She has created and displayed around 400 so far. She shows me her book where each of her creations has been carefully noted, and explains that she is careful not to make too many of each personality. “I’ve done 10 Preverts now” she tells me, “so there’ll be no more of him”. Her chosen icons are not just faces from the past though. She has recently produced stencils of Pete Doherty, Matt Bellamy from Muse and Alex Kapranos from Franz Ferdinand, with the latter being an interesting case. "We went to Glasgow this summer to place some of our art and I went to a Franz Ferdinand concert. After the show I was able to give him one of the discs with his picture on, and he seemed very happy with it". It is refreshing to meet someone who has not only retained the energy to create, but also the passion of a teenage rock fan!
As someone who has been involved with the Paris street art scene for nearly 25 years, I'm curious to know what she thinks about the scene in the city today. When I suggest that it seems to me as if there are more street artists than ever working in Paris today she rapidly agrees. "It's a real explosion" she says. "I think it's wonderful" she continues, "there is so much variety today, and there are really no limits to what can be done. I think people have been downtrodden for a long time now, and they really want to express themselves again".

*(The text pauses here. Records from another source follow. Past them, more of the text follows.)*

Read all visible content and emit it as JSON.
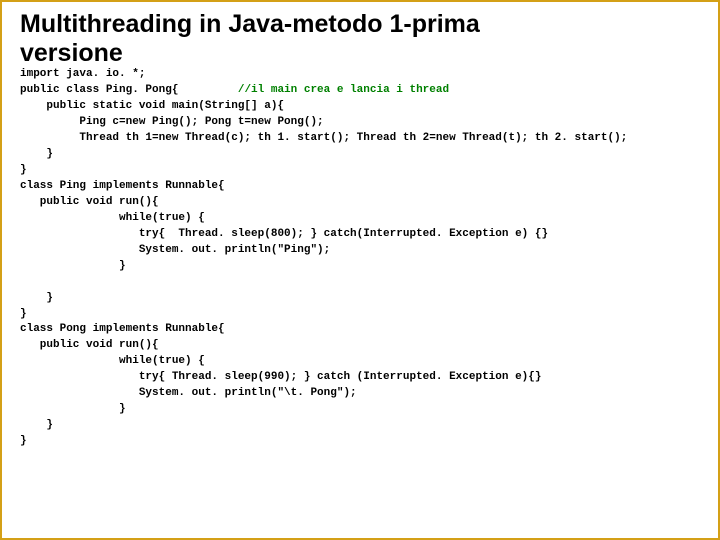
{
  "title_line1": "Multithreading in Java-metodo 1-prima",
  "title_line2": "versione",
  "code": {
    "l01": "import java. io. *;",
    "l02a": "public class Ping. Pong{         ",
    "l02b": "//il main crea e lancia i thread",
    "l03": "    public static void main(String[] a){",
    "l04": "         Ping c=new Ping(); Pong t=new Pong();",
    "l05": "         Thread th 1=new Thread(c); th 1. start(); Thread th 2=new Thread(t); th 2. start();",
    "l06": "    }",
    "l07": "}",
    "l08": "class Ping implements Runnable{",
    "l09": "   public void run(){",
    "l10": "               while(true) {",
    "l11": "                  try{  Thread. sleep(800); } catch(Interrupted. Exception e) {}",
    "l12": "                  System. out. println(\"Ping\");",
    "l13": "               }",
    "l14": "",
    "l15": "    }",
    "l16": "}",
    "l17": "class Pong implements Runnable{",
    "l18": "   public void run(){",
    "l19": "               while(true) {",
    "l20": "                  try{ Thread. sleep(990); } catch (Interrupted. Exception e){}",
    "l21": "                  System. out. println(\"\\t. Pong\");",
    "l22": "               }",
    "l23": "    }",
    "l24": "}"
  }
}
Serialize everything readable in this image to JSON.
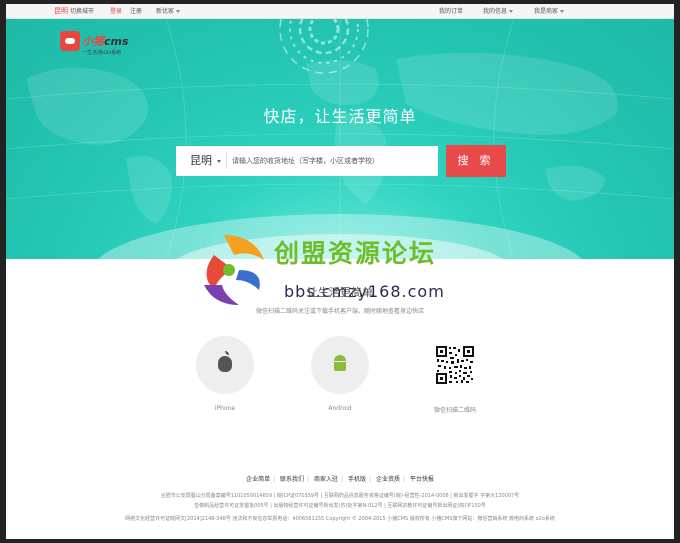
{
  "topbar": {
    "city": "昆明",
    "switch_city": "切换城市",
    "login": "登录",
    "register": "注册",
    "news": "新优家",
    "my_orders": "我的订单",
    "my_info": "我的信息",
    "merchant": "我是商家"
  },
  "logo": {
    "brand_cn": "小猪",
    "brand_en": "cms",
    "tagline": "一生活通o2o系统"
  },
  "hero": {
    "slogan": "快店，让生活更简单",
    "city_select": "昆明",
    "search_placeholder": "请输入您的收货地址（写字楼，小区或者学校）",
    "search_button": "搜 索"
  },
  "watermark": {
    "text": "创盟资源论坛",
    "url": "bbs.cmzy168.com"
  },
  "app": {
    "title": "让生活更简单",
    "subtitle": "微信扫描二维码关注或下载手机客户端，随时随地查看身边快店",
    "iphone": "iPhone",
    "android": "Android",
    "wechat": "微信扫描二维码"
  },
  "footer": {
    "links": [
      "企业简单",
      "联系我们",
      "商家入驻",
      "手机版",
      "企业资质",
      "平台快报"
    ],
    "line1": "合肥市公安局蜀山分局备案编号1101050014659 | 皖ICP证070359号 | 互联网药品信息服务资格证编号(皖)-经营性-2014-0008 | 新出发蜀字 字第大120007号",
    "line2": "音像制品经营许可证苏蜀批005号 | 出版物经营许可证编号新出发(苏)批字第N-012号 | 互联网宗教许可证编号新出网证(皖)字150号",
    "line3": "网络文化经营许可证皖网文[2014]2148-348号 违法和不良信息举报电话：4006561155 Copyright © 2004-2015 小猪CMS 版权所有 小猪CMS旗下网站：微信营销系统 微电商系统 o2o系统"
  },
  "colors": {
    "accent_red": "#e84a4a",
    "hero_teal": "#22c3b0",
    "android_green": "#8bbd3c"
  }
}
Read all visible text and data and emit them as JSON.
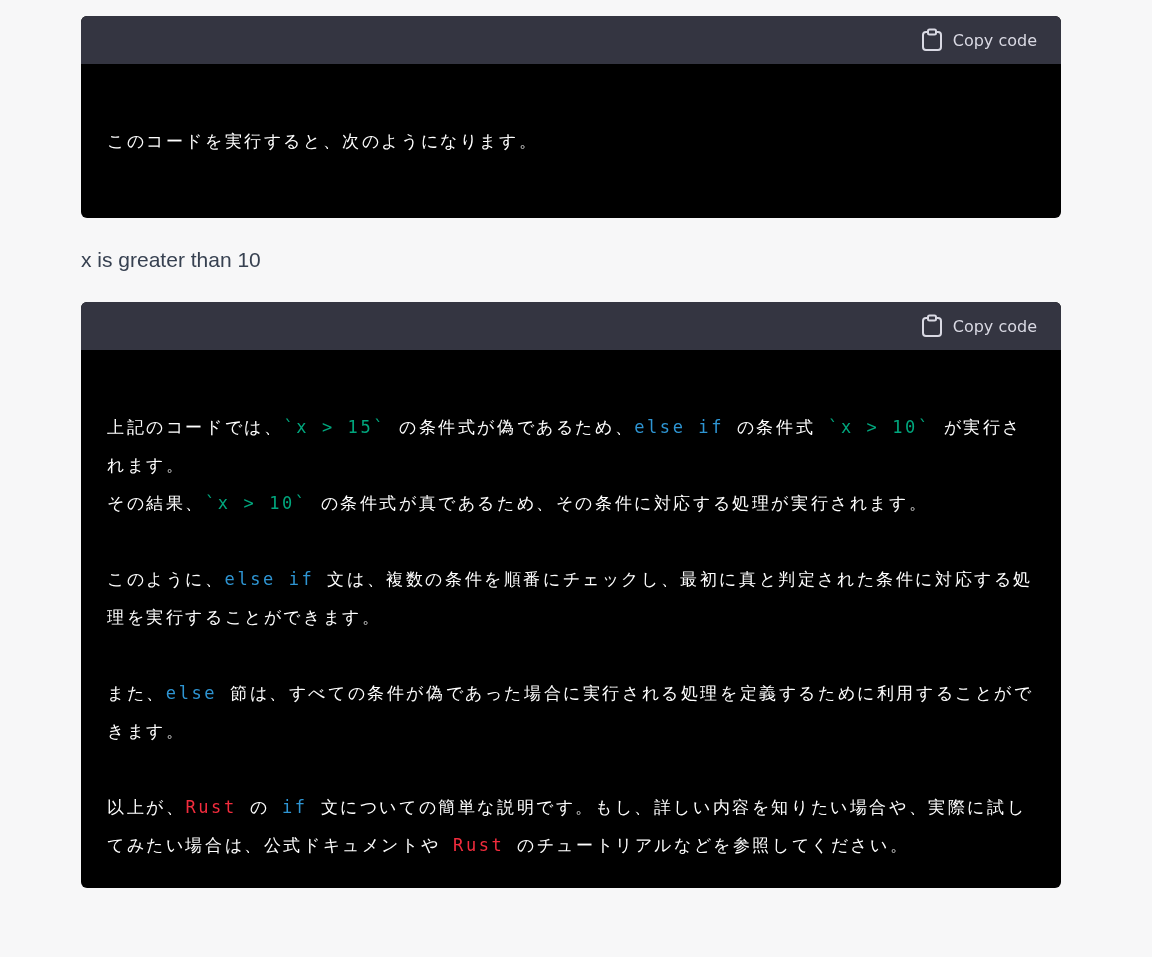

What about Nice-Art -what is the future for them? "Oh we still have plenty of projects" says Pasco. "We're going to be involved in some gallery shows, and we're going to travel a bit more and spread our art, but what we really want to do is start bombing again". I wonder if the collective will grow again, and whether there is a new generation ready to take up the reins. Ariane Pasco smiles. It seems that there is another member of the family who has shown creative skills and who appears to be hearing the call of the city walls...
Note: Thanks to Ariane for agreeing to meet me and for letting me use some of the photos from her website. If you want to know about her work and that of the Nice-Art collective, visit http://www.nice-art.net/.
If you are interested in Street Art and would like to visit some of the key areas in Paris, download my Street Art walking tour.